Exercise aim ->
The word "subtitle" occurs in some lines of the data. Return each such line.

Listed records ->

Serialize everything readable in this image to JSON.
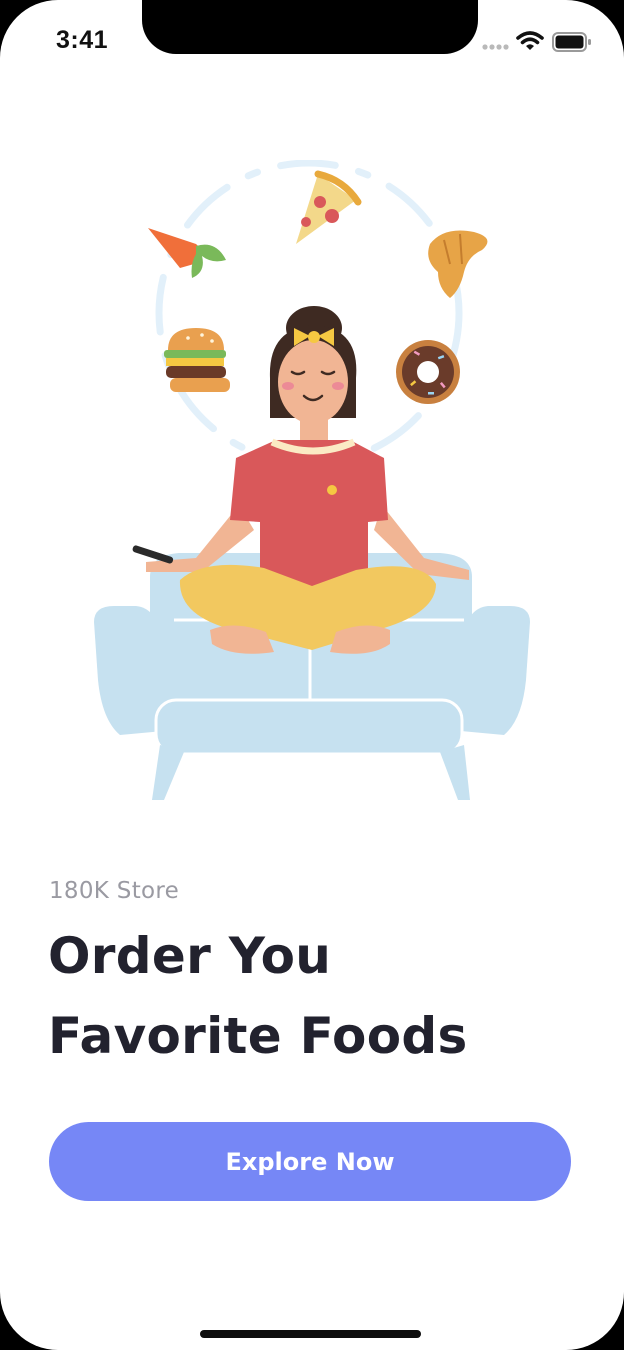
{
  "status_bar": {
    "time": "3:41",
    "icons": [
      "signal-dots-icon",
      "wifi-icon",
      "battery-icon"
    ]
  },
  "illustration": {
    "subject": "woman-meditating-on-sofa-with-food",
    "food_icons": [
      "pizza-slice-icon",
      "carrot-icon",
      "croissant-icon",
      "burger-icon",
      "donut-icon"
    ]
  },
  "onboarding": {
    "subtitle": "180K Store",
    "headline_line1": "Order You",
    "headline_line2": "Favorite Foods",
    "cta_label": "Explore Now"
  },
  "colors": {
    "accent": "#7687F6",
    "headline": "#22222E",
    "subtitle": "#9A9AA2",
    "background": "#FFFFFF"
  }
}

Written response ->
    "subtitle": "180K Store",
    "subtitle": "#9A9AA2",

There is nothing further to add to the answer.